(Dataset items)
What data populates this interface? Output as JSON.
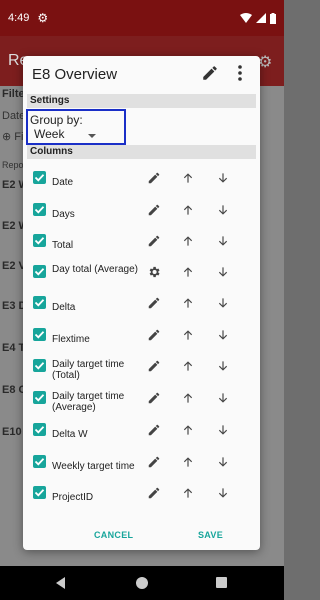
{
  "status": {
    "time": "4:49"
  },
  "background": {
    "app_title": "Re",
    "filter_label": "Filte",
    "date_label": "Date",
    "fi_link": "Fi",
    "reports_label": "Repo",
    "items": [
      "E2 W",
      "E2 W",
      "E2 V",
      "E3 D",
      "E4 T",
      "E8 C",
      "E10"
    ]
  },
  "dialog": {
    "title": "E8 Overview",
    "settings_header": "Settings",
    "group_by_label": "Group by:",
    "group_by_value": "Week",
    "columns_header": "Columns",
    "columns": [
      {
        "label": "Date",
        "checked": true,
        "action": "edit"
      },
      {
        "label": "Days",
        "checked": true,
        "action": "edit"
      },
      {
        "label": "Total",
        "checked": true,
        "action": "edit"
      },
      {
        "label": "Day total (Average)",
        "checked": true,
        "action": "settings"
      },
      {
        "label": "Delta",
        "checked": true,
        "action": "edit"
      },
      {
        "label": "Flextime",
        "checked": true,
        "action": "edit"
      },
      {
        "label": "Daily target time (Total)",
        "checked": true,
        "action": "edit"
      },
      {
        "label": "Daily target time (Average)",
        "checked": true,
        "action": "edit"
      },
      {
        "label": "Delta W",
        "checked": true,
        "action": "edit"
      },
      {
        "label": "Weekly target time",
        "checked": true,
        "action": "edit"
      },
      {
        "label": "ProjectID",
        "checked": true,
        "action": "edit"
      }
    ],
    "cancel_label": "CANCEL",
    "save_label": "SAVE"
  },
  "colors": {
    "accent": "#17a59b",
    "primary_dark": "#7a1111",
    "highlight_border": "#1a2fc7"
  }
}
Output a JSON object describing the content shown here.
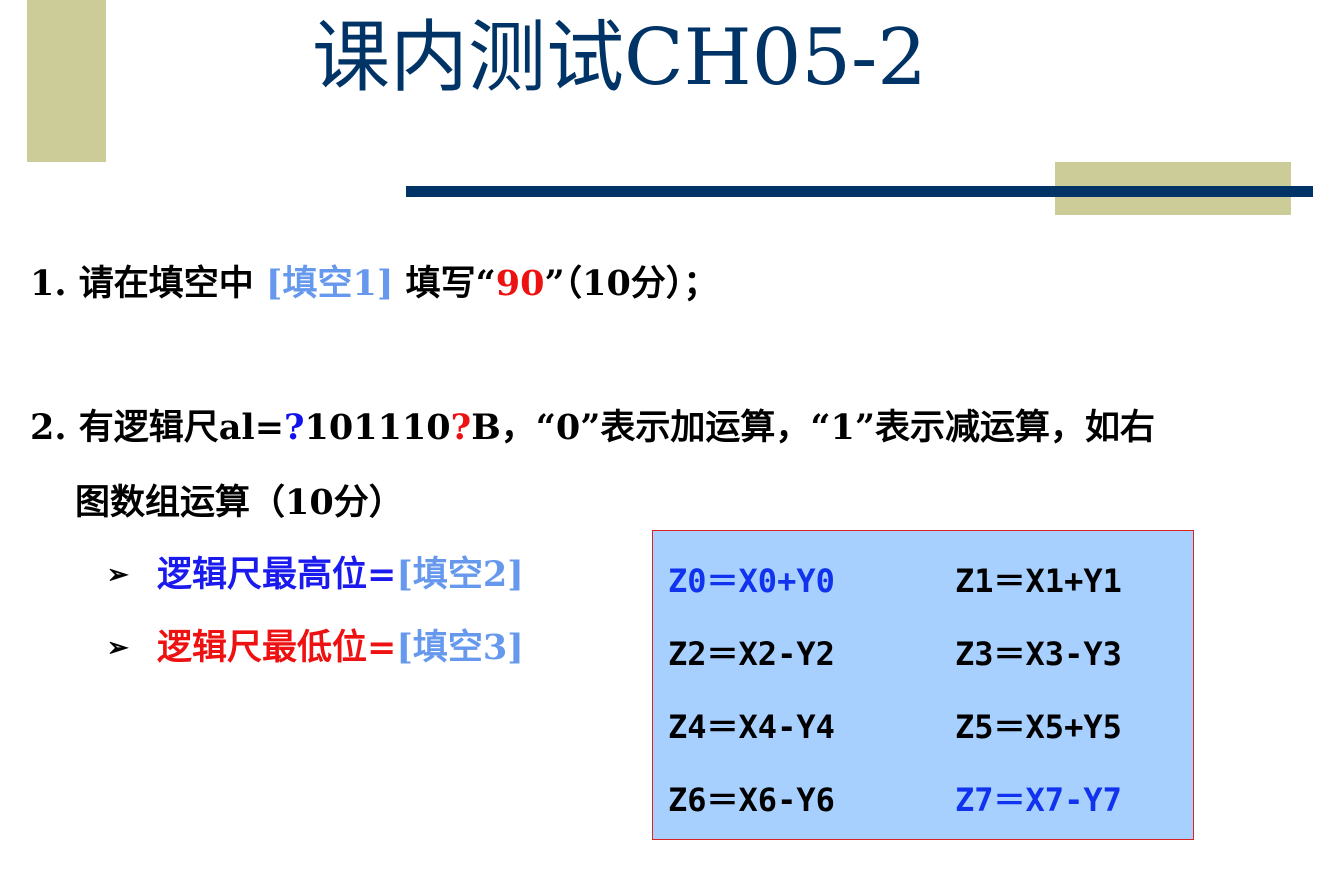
{
  "slide": {
    "title": "课内测试CH05-2",
    "q1": {
      "prefix": "1. 请在填空中 ",
      "blank": "[填空1]",
      "middle": " 填写“",
      "answer": "90",
      "suffix": "”（10分）；"
    },
    "q2": {
      "line1_a": "2. 有逻辑尺al=",
      "mark1": "?",
      "line1_b": "101110",
      "mark2": "?",
      "line1_c": "B，“0”表示加运算，“1”表示减运算，如右",
      "line2": "图数组运算（10分）"
    },
    "bullets": [
      {
        "arrow": "➢",
        "text": "逻辑尺最高位=",
        "blank": "[填空2]"
      },
      {
        "arrow": "➢",
        "text": "逻辑尺最低位=",
        "blank": "[填空3]"
      }
    ],
    "formulas": [
      "Z0＝X0+Y0",
      "Z1＝X1+Y1",
      "Z2＝X2-Y2",
      "Z3＝X3-Y3",
      "Z4＝X4-Y4",
      "Z5＝X5+Y5",
      "Z6＝X6-Y6",
      "Z7＝X7-Y7"
    ],
    "colors": {
      "title": "#003366",
      "accent_bar": "#cccc99",
      "rule": "#003366",
      "blank": "#6699ee",
      "highlight_red": "#ee1111",
      "highlight_blue": "#1111ee",
      "box_fill": "#a8d0ff",
      "box_border": "#dd2222"
    }
  }
}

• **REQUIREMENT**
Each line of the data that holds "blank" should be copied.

• **WRITTEN ANSWER**
      "blank": "[填空1]",
        "blank": "[填空2]"
        "blank": "[填空3]"
      "blank": "#6699ee",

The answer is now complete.